Introduction. Brain injury is a major determinant of outcomes in extracorporeal membrane oxygenation (ECMO). Neurologic prognostication in ECMO has not been established. Absent electroencephalogram (EEG) reactivity and absent N20 on somatosensory evoked potential (SSEP) are associated with poor outcome in other types of brain injuries, especially following cardiopulmonary arrest. It is currently known if the same criteria are applicable in patients on ECMO. Methods. Continuous EEG (cEEG) was performed for patients with a Glasgow Coma Scale (GCS) <8 and SSEP data were performed for patients with a motor GCS < 4 in a prospective observational cohort undergoing ECMO at a tertiary center. EEG variables including reactivity were collected. SSEPs were categorized into absence, delay, or presence of N20. Poor outcome was defined as cerebral performance category 3 to 5 at discharge. Results. We present 13 consecutive patients who underwent both cEEG and SSEP. The median time from cannulation to EEG and SSEP were 3 (interquartile range [IQR] = 1-6) and 5 (IQR = 2-7) days, respectively. All patients were in coma and 12 (92%) had poor outcomes. Ten (77%) underwent brain computed tomography, the findings of which explained coma in only 2. Patients (n = 12) with poor outcome had poor variability, absent reactivity, and lack of sleep features with diffusely slow theta-delta background on the EEG. Despite poor outcomes, all had relatively preserved or normal N20 responses. One patient with preserved reactivity and sleep features on the EEG and intact SSEP had a good outcome. Conclusions. Absent EEG reactivity with the preservation of SSEP N20 was associated with poor outcome in comatose ECMO patients. We advise caution in interpreting electrophysiological tests in prognosticating ECMO patients until the patterns and outcomes are better understood.

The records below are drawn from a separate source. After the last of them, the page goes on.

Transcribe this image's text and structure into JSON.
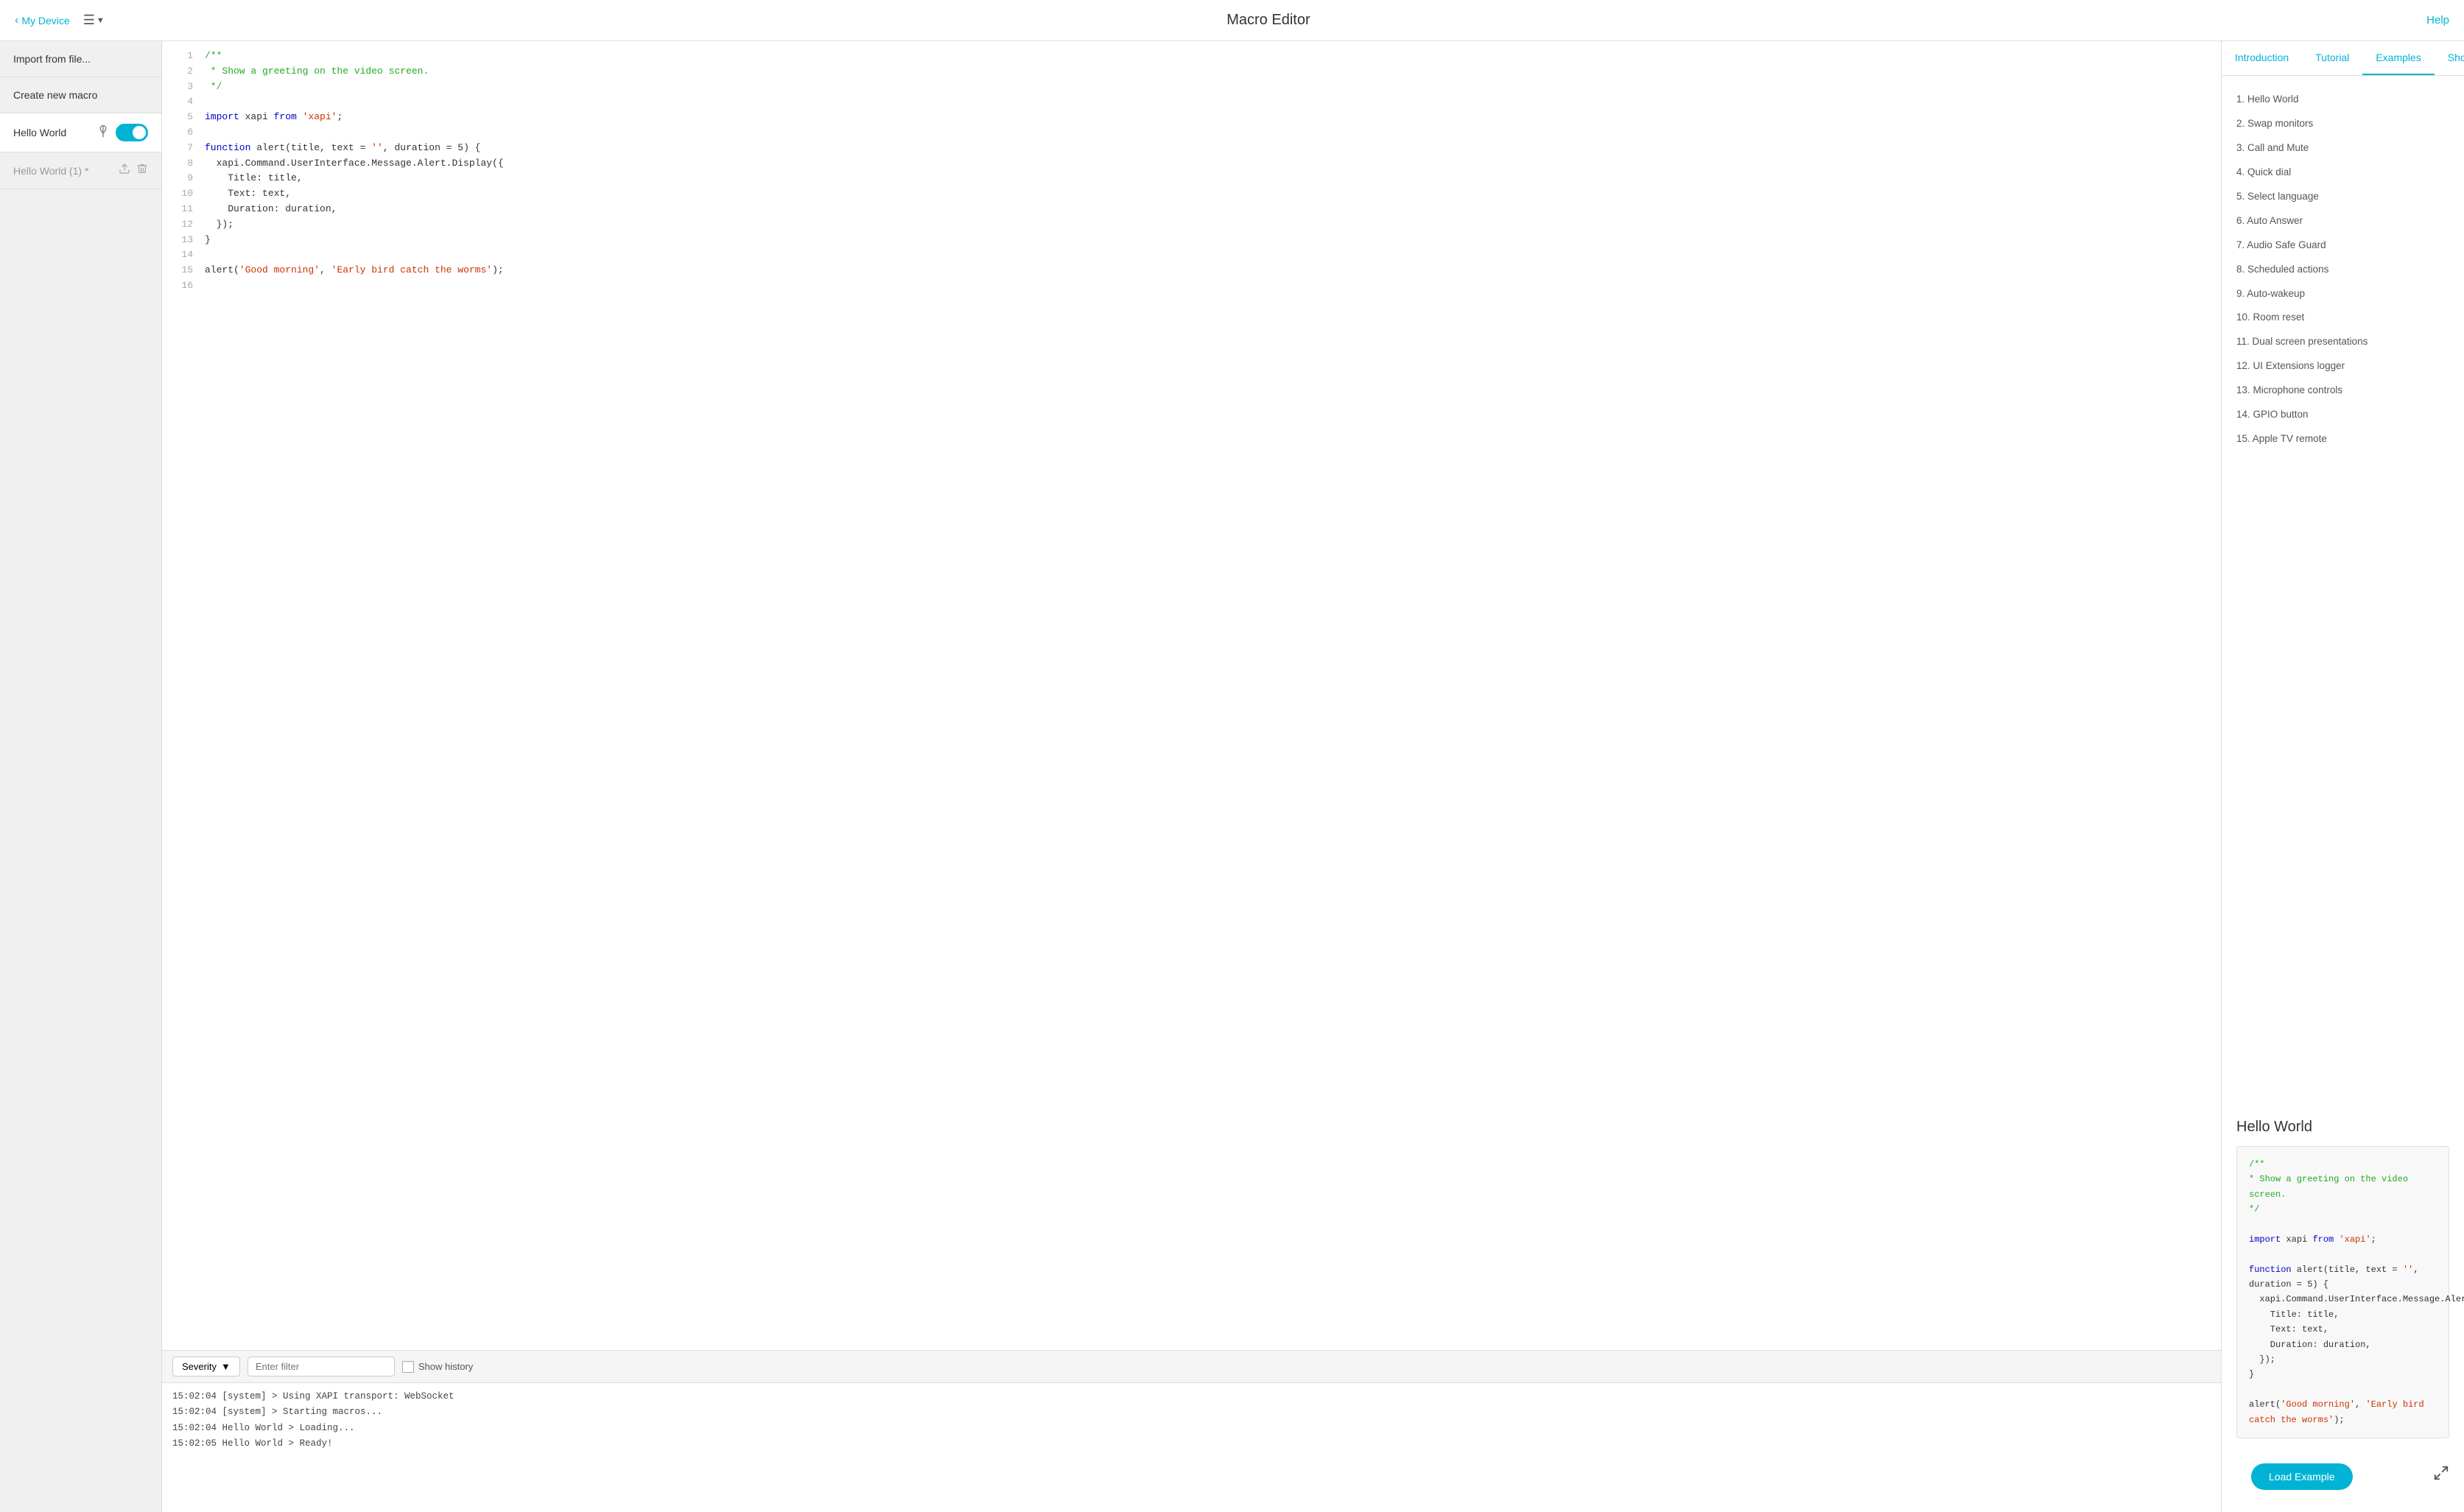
{
  "topbar": {
    "back_label": "My Device",
    "title": "Macro Editor",
    "help_label": "Help"
  },
  "sidebar": {
    "import_label": "Import from file...",
    "create_label": "Create new macro",
    "macros": [
      {
        "name": "Hello World",
        "enabled": true
      },
      {
        "name": "Hello World (1) *",
        "draft": true
      }
    ]
  },
  "editor": {
    "lines": [
      {
        "num": "1",
        "code": "/**",
        "type": "comment"
      },
      {
        "num": "2",
        "code": " * Show a greeting on the video screen.",
        "type": "comment"
      },
      {
        "num": "3",
        "code": " */",
        "type": "comment"
      },
      {
        "num": "4",
        "code": "",
        "type": "normal"
      },
      {
        "num": "5",
        "code": "import xapi from 'xapi';",
        "type": "import"
      },
      {
        "num": "6",
        "code": "",
        "type": "normal"
      },
      {
        "num": "7",
        "code": "function alert(title, text = '', duration = 5) {",
        "type": "function"
      },
      {
        "num": "8",
        "code": "  xapi.Command.UserInterface.Message.Alert.Display({",
        "type": "normal"
      },
      {
        "num": "9",
        "code": "    Title: title,",
        "type": "normal"
      },
      {
        "num": "10",
        "code": "    Text: text,",
        "type": "normal"
      },
      {
        "num": "11",
        "code": "    Duration: duration,",
        "type": "normal"
      },
      {
        "num": "12",
        "code": "  });",
        "type": "normal"
      },
      {
        "num": "13",
        "code": "}",
        "type": "normal"
      },
      {
        "num": "14",
        "code": "",
        "type": "normal"
      },
      {
        "num": "15",
        "code": "alert('Good morning', 'Early bird catch the worms');",
        "type": "call"
      },
      {
        "num": "16",
        "code": "",
        "type": "normal"
      }
    ]
  },
  "log": {
    "severity_label": "Severity",
    "filter_placeholder": "Enter filter",
    "show_history_label": "Show history",
    "lines": [
      "15:02:04  [system]      >  Using XAPI transport: WebSocket",
      "15:02:04  [system]      >  Starting macros...",
      "15:02:04  Hello World  >  Loading...",
      "15:02:05  Hello World  >  Ready!"
    ]
  },
  "right_panel": {
    "tabs": [
      "Introduction",
      "Tutorial",
      "Examples",
      "Shortcuts"
    ],
    "active_tab": "Examples",
    "examples": [
      "1. Hello World",
      "2. Swap monitors",
      "3. Call and Mute",
      "4. Quick dial",
      "5. Select language",
      "6. Auto Answer",
      "7. Audio Safe Guard",
      "8. Scheduled actions",
      "9. Auto-wakeup",
      "10. Room reset",
      "11. Dual screen presentations",
      "12. UI Extensions logger",
      "13. Microphone controls",
      "14. GPIO button",
      "15. Apple TV remote"
    ],
    "hello_world": {
      "title": "Hello World",
      "code_comment1": "/**",
      "code_comment2": " * Show a greeting on the video screen.",
      "code_comment3": " */",
      "code_import": "import xapi from 'xapi';",
      "code_function": "function alert(title, text = '', duration = 5) {",
      "code_body1": "  xapi.Command.UserInterface.Message.Alert.Display({",
      "code_body2": "    Title: title,",
      "code_body3": "    Text: text,",
      "code_body4": "    Duration: duration,",
      "code_body5": "  });",
      "code_close": "}",
      "code_call": "alert('Good morning', 'Early bird catch the worms');",
      "load_btn": "Load Example"
    }
  }
}
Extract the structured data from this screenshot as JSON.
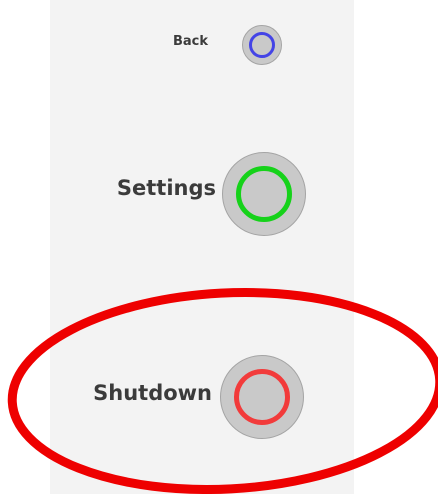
{
  "menu": {
    "back_label": "Back",
    "settings_label": "Settings",
    "shutdown_label": "Shutdown"
  },
  "colors": {
    "panel_background": "#f3f3f3",
    "button_fill": "#c9c9c9",
    "back_ring": "#4444e6",
    "settings_ring": "#16d21a",
    "shutdown_ring": "#f23b3b",
    "highlight_annotation": "#ee0000"
  },
  "icons": {
    "back": "blue-ring-icon",
    "settings": "green-ring-icon",
    "shutdown": "red-ring-icon"
  }
}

- extracorporeal membrane oxygenation (ECMO)
- somatosensory evoked potential (SSEP)
ASJC Scopus subject areas
- Clinical Neurology